Identity types


An application is a software program or set of software components designed to perform specific tasks or functions to meet the needs of users or organizations. Applications can range from simple, standalone programs to complex, distributed systems with multiple components and dependencies.

For example, applications may include web applications, mobile apps, desktop applications, server-side applications, or embedded systems, each serving different purposes and target audiences. Applications may be developed using various programming languages, frameworks, and development methodologies based on the requirements and constraints of the project.

Applications typically interact with users or other systems through user interfaces, APIs, or messaging protocols, exchanging data and executing business logic to achieve desired outcomes. Applications may consume data from various sources, process it using algorithms or workflows, and produce outputs or results for users or downstream systems.

Applications may have different architectural styles or deployment models, such as monolithic applications, microservices architectures, or serverless computing, each offering different benefits and trade-offs in terms of scalability, maintainability, and performance.

Managing applications involves various activities, including development, testing, deployment, monitoring, and maintenance, each requiring specialized skills, tools, and processes. Application lifecycle management (ALM) frameworks provide methodologies and best practices for managing applications throughout their lifecycle, from inception to retirement.

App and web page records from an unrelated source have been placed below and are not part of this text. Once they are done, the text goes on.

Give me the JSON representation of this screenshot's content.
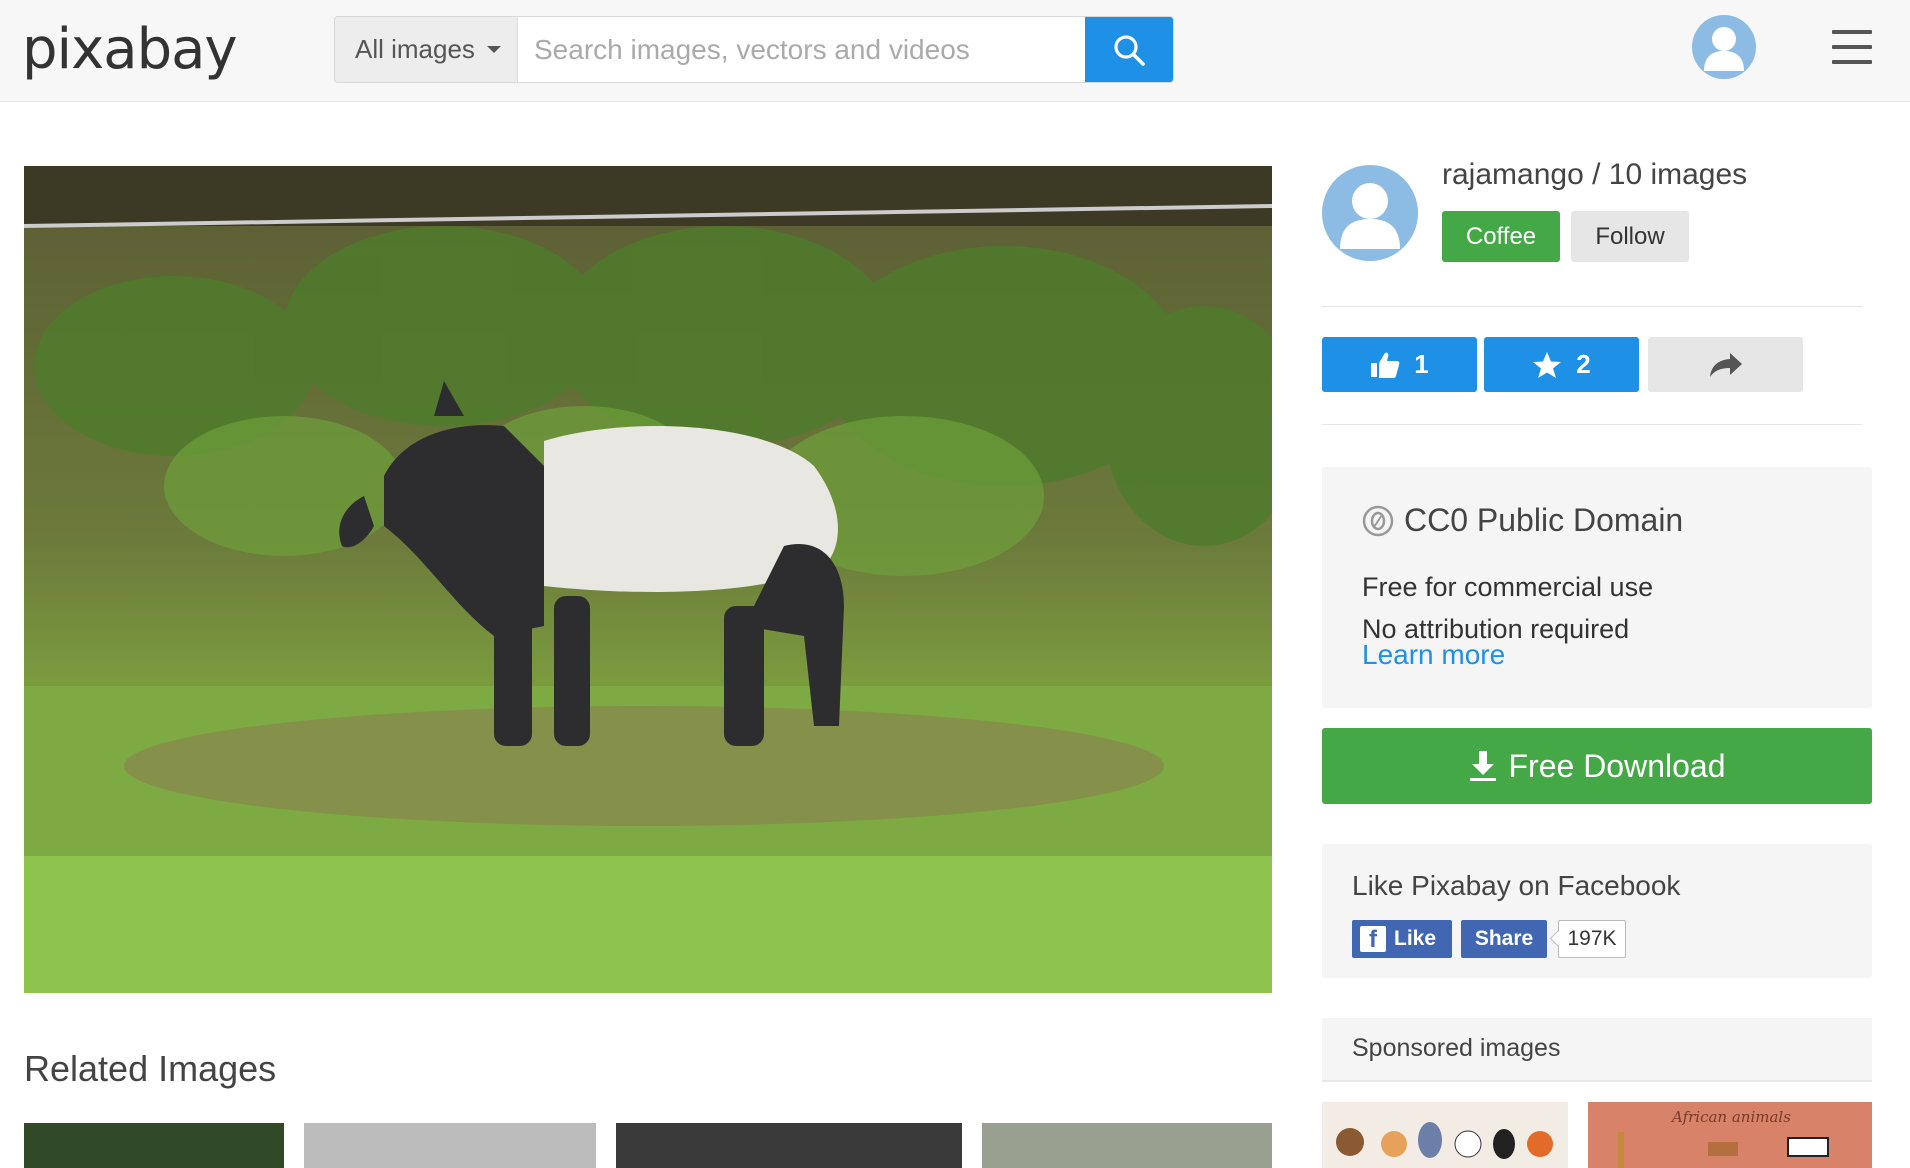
{
  "header": {
    "logo": "pixabay",
    "category": "All images",
    "search_placeholder": "Search images, vectors and videos"
  },
  "author": {
    "line": "rajamango / 10 images",
    "coffee_label": "Coffee",
    "follow_label": "Follow"
  },
  "actions": {
    "likes": "1",
    "favorites": "2"
  },
  "license": {
    "title": "CC0 Public Domain",
    "line1": "Free for commercial use",
    "line2": "No attribution required",
    "link": "Learn more"
  },
  "download_label": "Free Download",
  "facebook": {
    "title": "Like Pixabay on Facebook",
    "like_label": "Like",
    "share_label": "Share",
    "count": "197K"
  },
  "related_title": "Related Images",
  "sponsored_title": "Sponsored images",
  "sponsored_thumb_text": "African animals",
  "colors": {
    "accent_blue": "#1e90e5",
    "green": "#44a847",
    "facebook_blue": "#4267b2"
  }
}
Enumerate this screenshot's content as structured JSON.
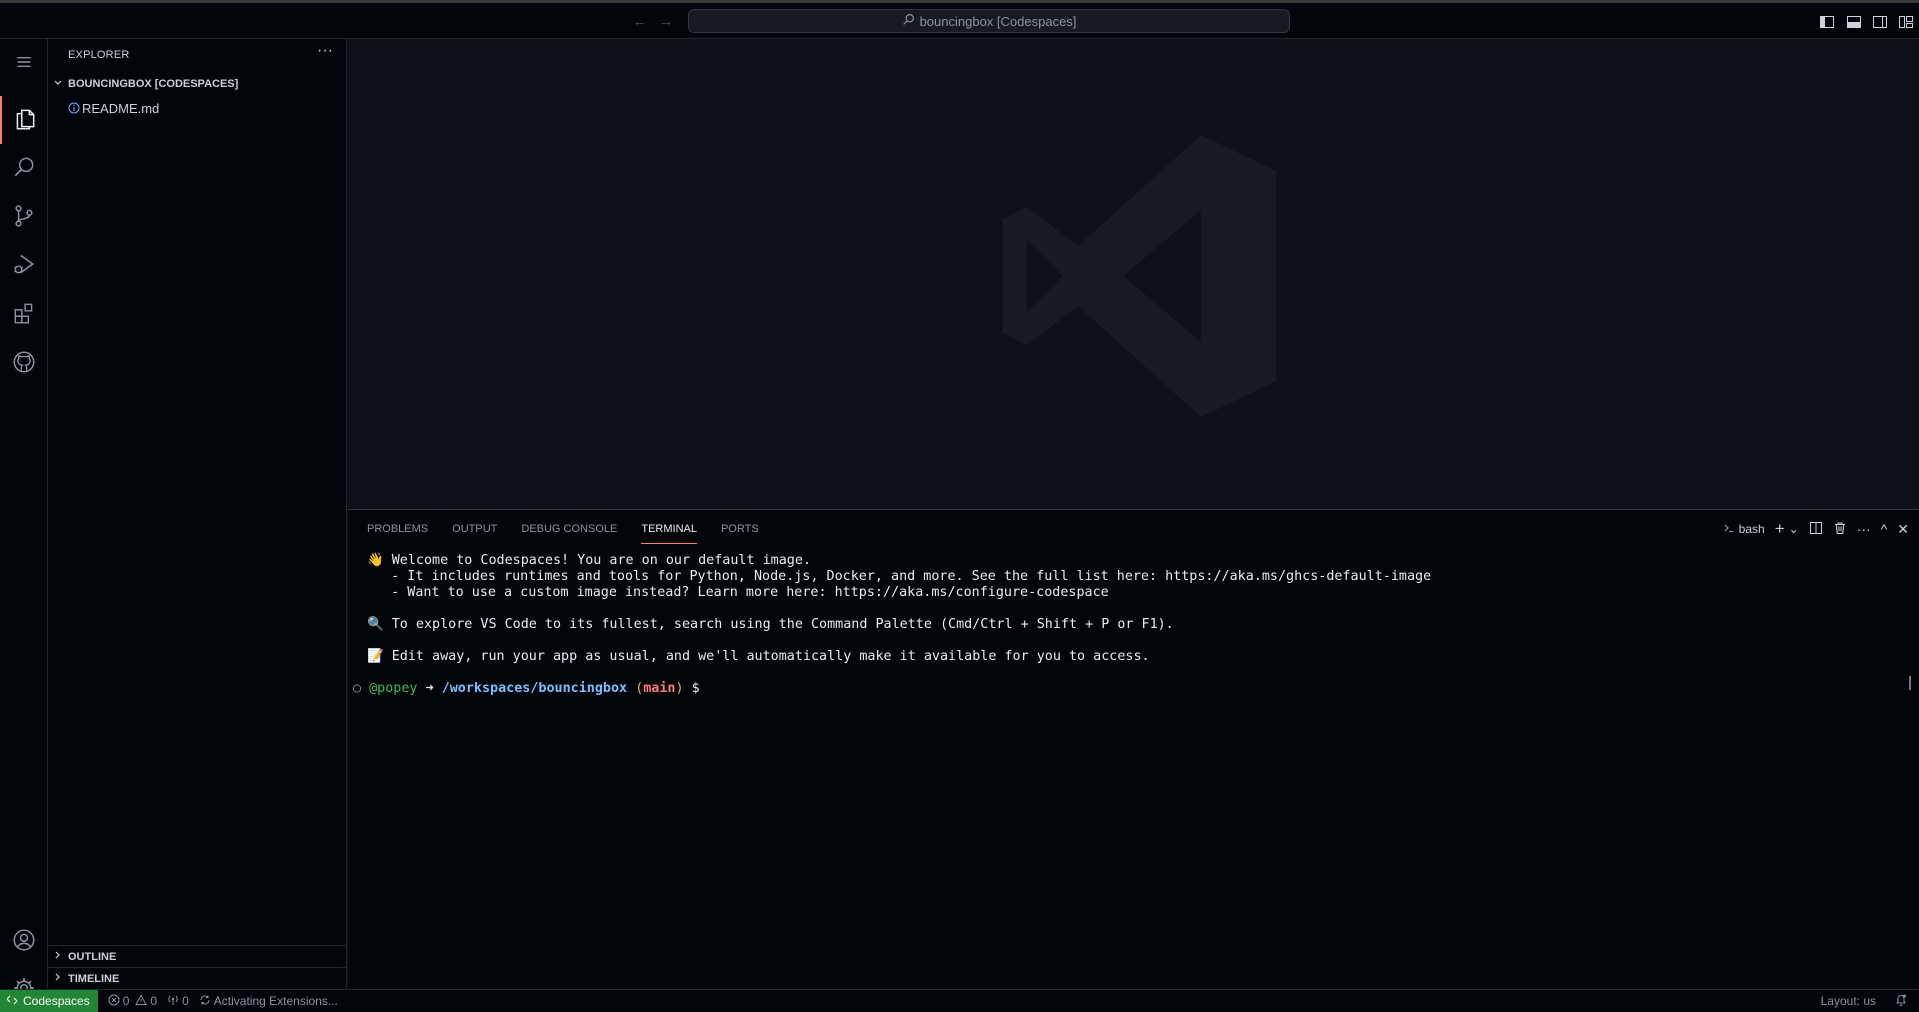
{
  "titlebar": {
    "back_label": "←",
    "forward_label": "→",
    "command_center_text": "bouncingbox [Codespaces]"
  },
  "sidebar": {
    "title": "EXPLORER",
    "more_label": "···",
    "workspace_name": "BOUNCINGBOX [CODESPACES]",
    "files": [
      {
        "name": "README.md",
        "icon": "info-icon"
      }
    ],
    "outline_label": "OUTLINE",
    "timeline_label": "TIMELINE"
  },
  "panel": {
    "tabs": [
      {
        "label": "PROBLEMS",
        "active": false
      },
      {
        "label": "OUTPUT",
        "active": false
      },
      {
        "label": "DEBUG CONSOLE",
        "active": false
      },
      {
        "label": "TERMINAL",
        "active": true
      },
      {
        "label": "PORTS",
        "active": false
      }
    ],
    "shell_label": "bash",
    "new_terminal_label": "+",
    "dropdown_label": "⌄",
    "more_label": "···",
    "maximize_label": "^",
    "close_label": "✕"
  },
  "terminal": {
    "line1_emoji": "👋",
    "line1": "Welcome to Codespaces! You are on our default image.",
    "line2": "   - It includes runtimes and tools for Python, Node.js, Docker, and more. See the full list here: https://aka.ms/ghcs-default-image",
    "line3": "   - Want to use a custom image instead? Learn more here: https://aka.ms/configure-codespace",
    "line4_emoji": "🔍",
    "line4": "To explore VS Code to its fullest, search using the Command Palette (Cmd/Ctrl + Shift + P or F1).",
    "line5_emoji": "📝",
    "line5": "Edit away, run your app as usual, and we'll automatically make it available for you to access.",
    "prompt_marker": "○",
    "prompt_user": "@popey",
    "prompt_arrow": "➜",
    "prompt_path": "/workspaces/bouncingbox",
    "prompt_open": "(",
    "prompt_branch": "main",
    "prompt_close": ")",
    "prompt_symbol": "$"
  },
  "statusbar": {
    "remote_label": "Codespaces",
    "errors": "0",
    "warnings": "0",
    "ports": "0",
    "activity": "Activating Extensions...",
    "layout": "Layout: us"
  },
  "colors": {
    "accent": "#f78166",
    "remote_bg": "#238636",
    "background": "#0d1117",
    "chrome": "#010409"
  }
}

Applications play a critical role in supporting business operations, enabling organizations to automate processes, deliver digital services, and interact with customers, partners, and stakeholders. By effectively managing applications, organizations can improve productivity, innovation, and competitiveness in today's digital economy.